#### The task
Since only the written part is wanted, repeat the records exactly and omit the pictures.

Web page and app entries
========
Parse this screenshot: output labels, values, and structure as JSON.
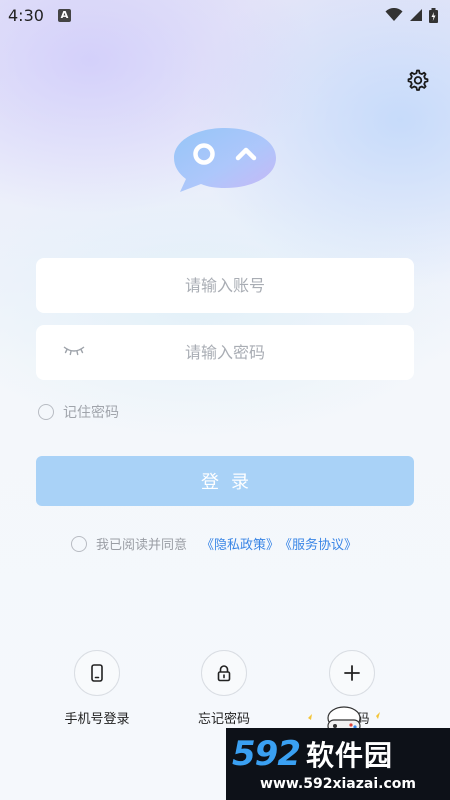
{
  "status_bar": {
    "time": "4:30",
    "notification_icon": "a-letter-icon",
    "icons": [
      "wifi-icon",
      "signal-icon",
      "battery-icon"
    ]
  },
  "header": {
    "settings_icon": "gear-icon"
  },
  "logo": {
    "icon": "chat-bubble-face-icon"
  },
  "form": {
    "account_placeholder": "请输入账号",
    "password_placeholder": "请输入密码",
    "password_visibility_icon": "closed-eye-icon",
    "remember_label": "记住密码",
    "login_label": "登录"
  },
  "agreement": {
    "text": "我已阅读并同意",
    "privacy_link": "《隐私政策》",
    "service_link": "《服务协议》"
  },
  "bottom_actions": [
    {
      "label": "手机号登录",
      "icon": "phone-icon"
    },
    {
      "label": "忘记密码",
      "icon": "lock-icon"
    },
    {
      "label": "码",
      "icon": "plus-icon"
    }
  ],
  "watermark": {
    "number": "592",
    "name": "软件园",
    "url": "www.592xiazai.com"
  },
  "colors": {
    "accent": "#3a86e6",
    "login_button": "#a9d2f7",
    "placeholder": "#a9adb4",
    "background": "#f5f8fc"
  }
}
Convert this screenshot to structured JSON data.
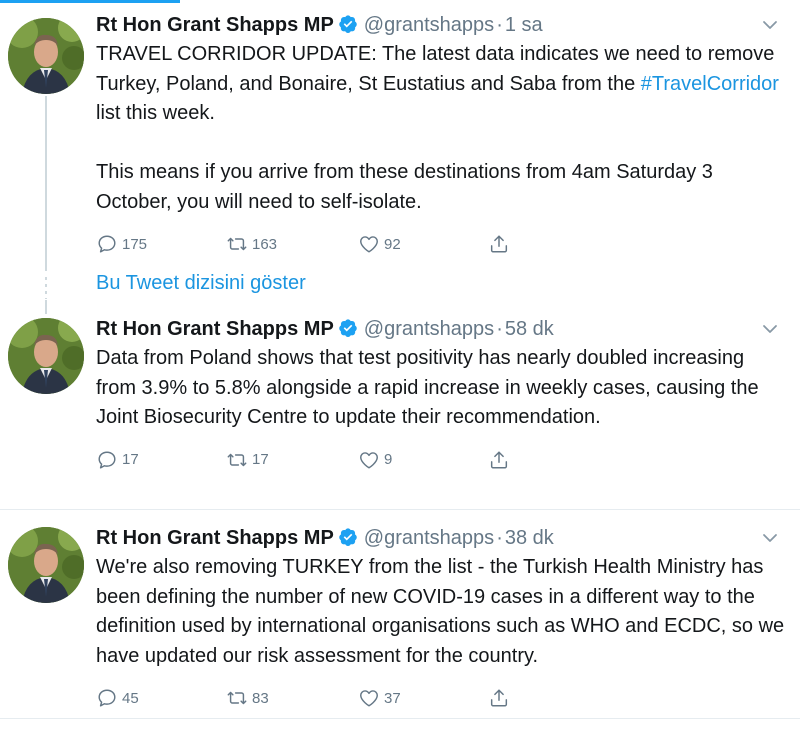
{
  "colors": {
    "accent": "#1da1f2",
    "link": "#1b95e0",
    "muted": "#657786",
    "text": "#14171a"
  },
  "show_thread_link": "Bu Tweet dizisini göster",
  "tweets": [
    {
      "name": "Rt Hon Grant Shapps MP",
      "handle": "@grantshapps",
      "time": "1 sa",
      "text_before_tag": "TRAVEL CORRIDOR UPDATE: The latest data indicates we need to remove Turkey, Poland, and Bonaire, St Eustatius and Saba from the ",
      "hashtag": "#TravelCorridor",
      "text_after_tag": " list this week.\n\nThis means if you arrive from these destinations from 4am Saturday 3 October, you will need to self-isolate.",
      "replies": "175",
      "retweets": "163",
      "likes": "92"
    },
    {
      "name": "Rt Hon Grant Shapps MP",
      "handle": "@grantshapps",
      "time": "58 dk",
      "text": "Data from Poland shows that test positivity has nearly doubled increasing from 3.9% to 5.8% alongside a rapid increase in weekly cases, causing the Joint Biosecurity Centre to update their recommendation.",
      "replies": "17",
      "retweets": "17",
      "likes": "9"
    },
    {
      "name": "Rt Hon Grant Shapps MP",
      "handle": "@grantshapps",
      "time": "38 dk",
      "text": "We're also removing TURKEY from the list - the Turkish Health Ministry has been defining the number of new COVID-19 cases in a different way to the definition used by international organisations such as WHO and ECDC, so we have updated our risk assessment for the country.",
      "replies": "45",
      "retweets": "83",
      "likes": "37"
    }
  ]
}
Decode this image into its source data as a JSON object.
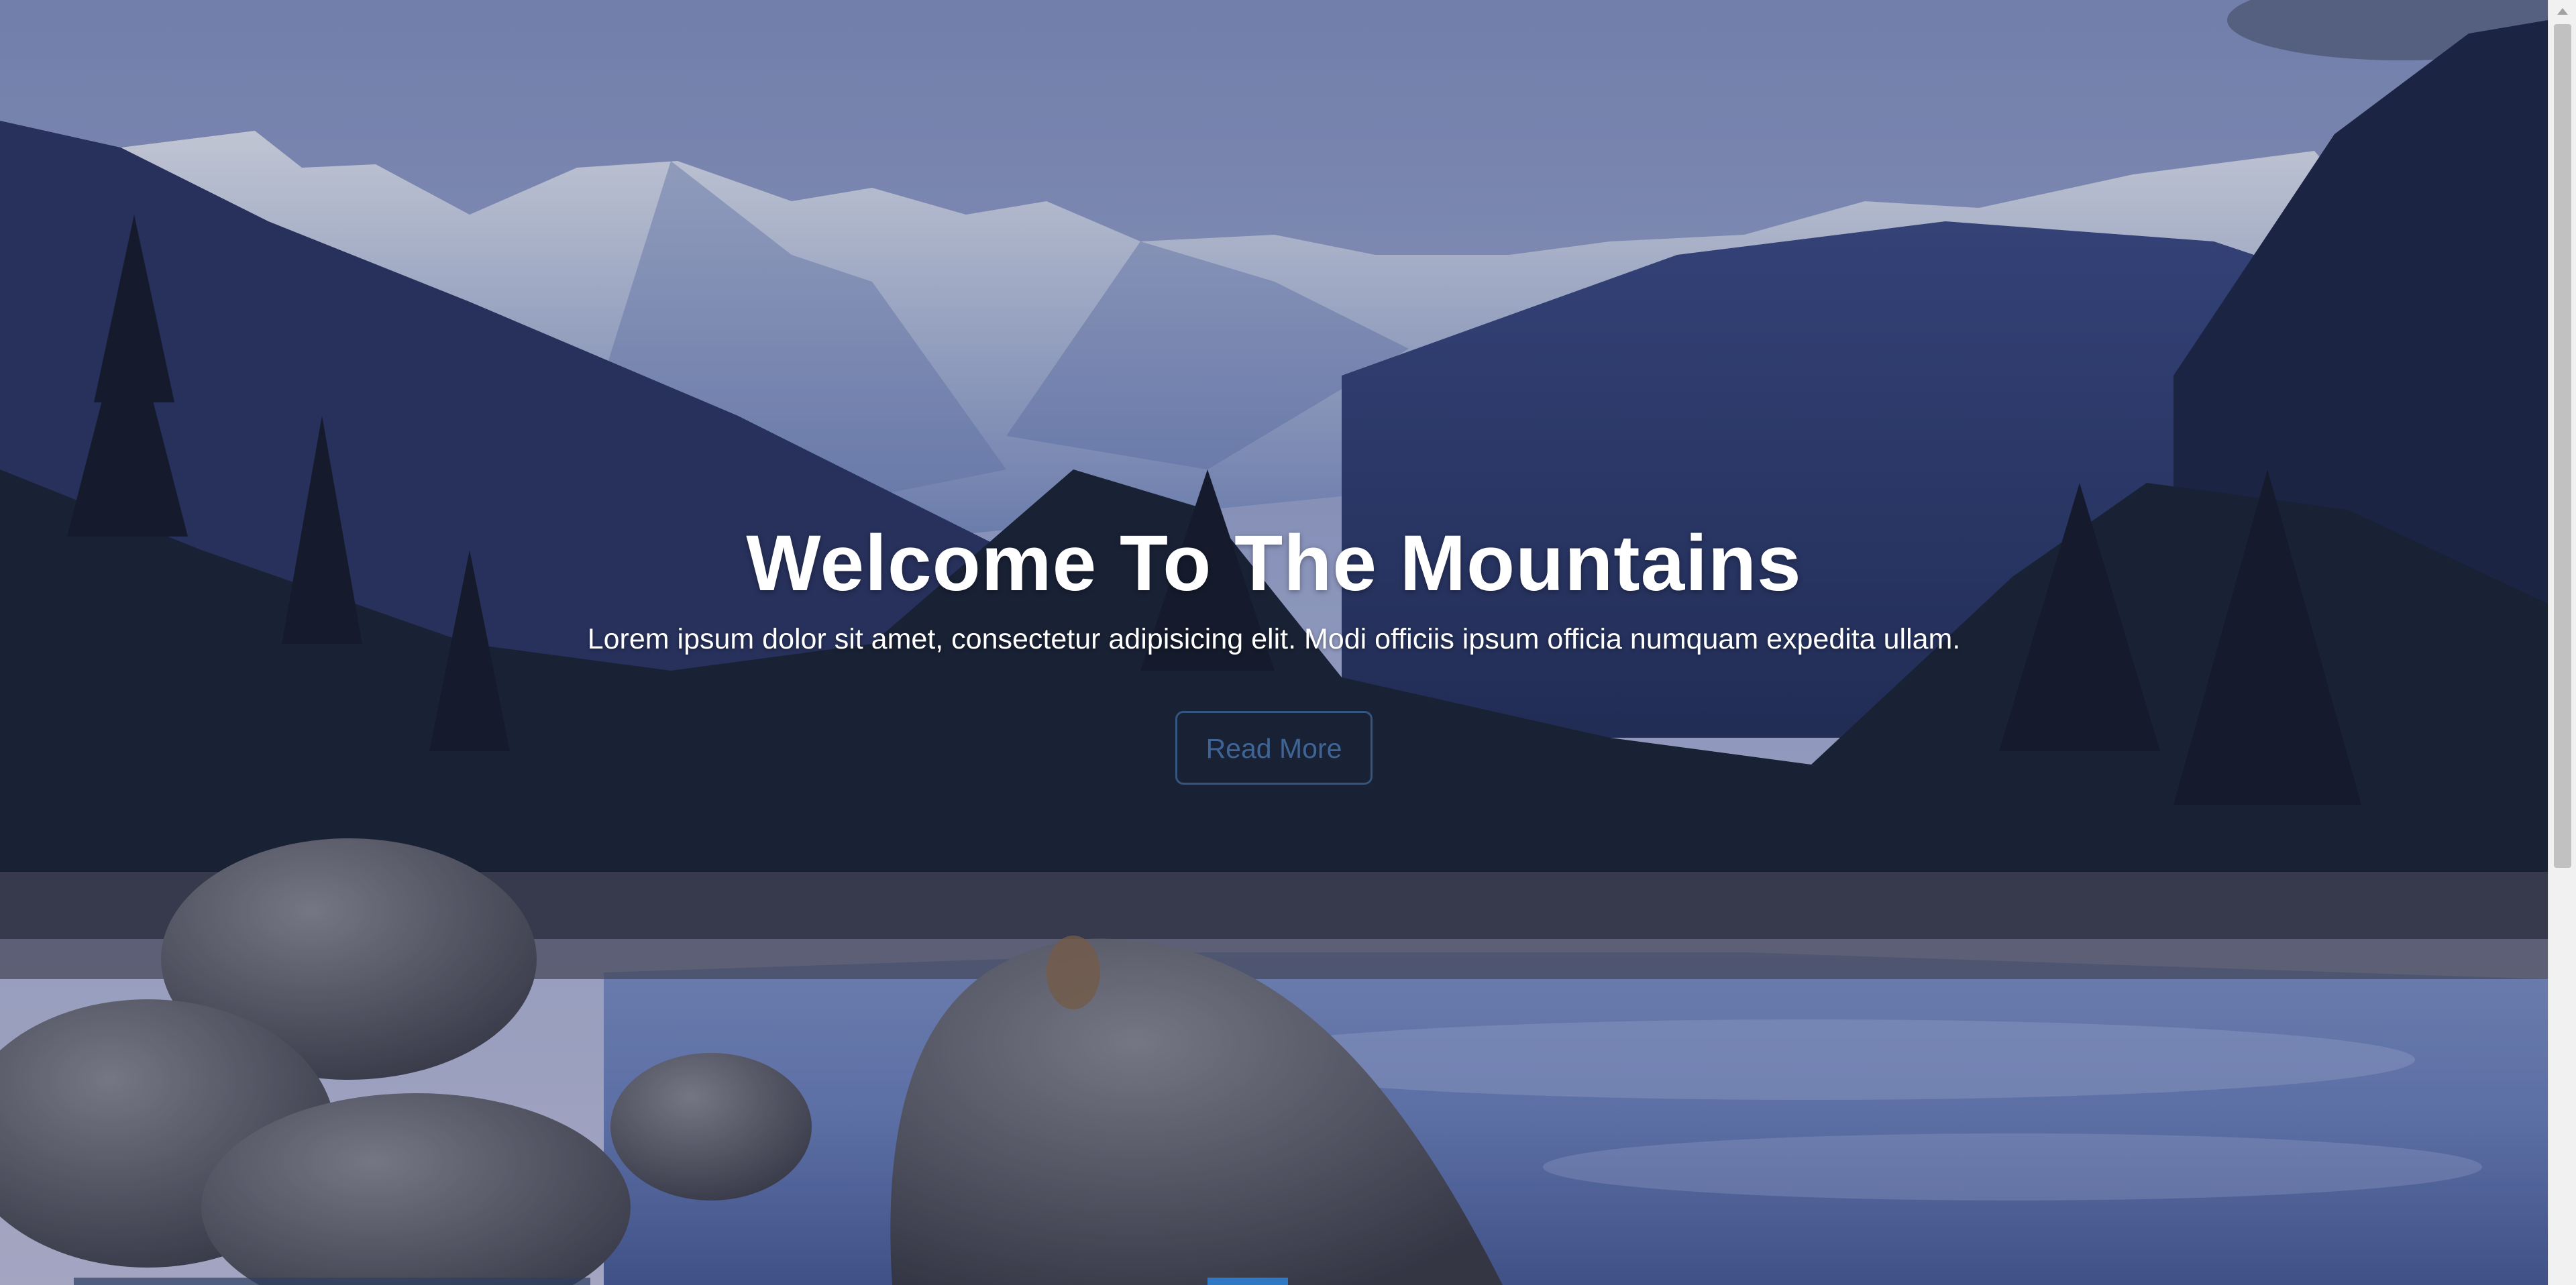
{
  "hero": {
    "title": "Welcome To The Mountains",
    "subtitle": "Lorem ipsum dolor sit amet, consectetur adipisicing elit. Modi officiis ipsum officia numquam expedita ullam.",
    "button_label": "Read More"
  },
  "colors": {
    "title": "#ffffff",
    "button_border": "#34557e",
    "button_text": "#3f6596"
  },
  "icons": {
    "scroll_up": "chevron-up-icon"
  }
}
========
#### Task output
Parse this screenshot: output labels, values, and structure as JSON.
{
  "status_bar": {
    "time": "4:30",
    "notification_icon": "a-letter-icon",
    "icons": [
      "wifi-icon",
      "signal-icon",
      "battery-icon"
    ]
  },
  "header": {
    "settings_icon": "gear-icon"
  },
  "logo": {
    "icon": "chat-bubble-face-icon"
  },
  "form": {
    "account_placeholder": "请输入账号",
    "password_placeholder": "请输入密码",
    "password_visibility_icon": "closed-eye-icon",
    "remember_label": "记住密码",
    "login_label": "登录"
  },
  "agreement": {
    "text": "我已阅读并同意",
    "privacy_link": "《隐私政策》",
    "service_link": "《服务协议》"
  },
  "bottom_actions": [
    {
      "label": "手机号登录",
      "icon": "phone-icon"
    },
    {
      "label": "忘记密码",
      "icon": "lock-icon"
    },
    {
      "label": "码",
      "icon": "plus-icon"
    }
  ],
  "watermark": {
    "number": "592",
    "name": "软件园",
    "url": "www.592xiazai.com"
  },
  "colors": {
    "accent": "#3a86e6",
    "login_button": "#a9d2f7",
    "placeholder": "#a9adb4",
    "background": "#f5f8fc"
  }
}
Convert this screenshot to structured JSON data.
{
  "colors": {
    "accent": "#1da1f2",
    "link": "#1b95e0",
    "muted": "#657786",
    "text": "#14171a"
  },
  "show_thread_link": "Bu Tweet dizisini göster",
  "tweets": [
    {
      "name": "Rt Hon Grant Shapps MP",
      "handle": "@grantshapps",
      "time": "1 sa",
      "text_before_tag": "TRAVEL CORRIDOR UPDATE: The latest data indicates we need to remove Turkey, Poland, and Bonaire, St Eustatius and Saba from the ",
      "hashtag": "#TravelCorridor",
      "text_after_tag": " list this week.\n\nThis means if you arrive from these destinations from 4am Saturday 3 October, you will need to self-isolate.",
      "replies": "175",
      "retweets": "163",
      "likes": "92"
    },
    {
      "name": "Rt Hon Grant Shapps MP",
      "handle": "@grantshapps",
      "time": "58 dk",
      "text": "Data from Poland shows that test positivity has nearly doubled increasing from 3.9% to 5.8% alongside a rapid increase in weekly cases, causing the Joint Biosecurity Centre to update their recommendation.",
      "replies": "17",
      "retweets": "17",
      "likes": "9"
    },
    {
      "name": "Rt Hon Grant Shapps MP",
      "handle": "@grantshapps",
      "time": "38 dk",
      "text": "We're also removing TURKEY from the list - the Turkish Health Ministry has been defining the number of new COVID-19 cases in a different way to the definition used by international organisations such as WHO and ECDC, so we have updated our risk assessment for the country.",
      "replies": "45",
      "retweets": "83",
      "likes": "37"
    }
  ]
}
Decode this image into its source data as a JSON object.
{
  "hero": {
    "title": "Welcome To The Mountains",
    "subtitle": "Lorem ipsum dolor sit amet, consectetur adipisicing elit. Modi officiis ipsum officia numquam expedita ullam.",
    "button_label": "Read More"
  },
  "colors": {
    "title": "#ffffff",
    "button_border": "#34557e",
    "button_text": "#3f6596"
  },
  "icons": {
    "scroll_up": "chevron-up-icon"
  }
}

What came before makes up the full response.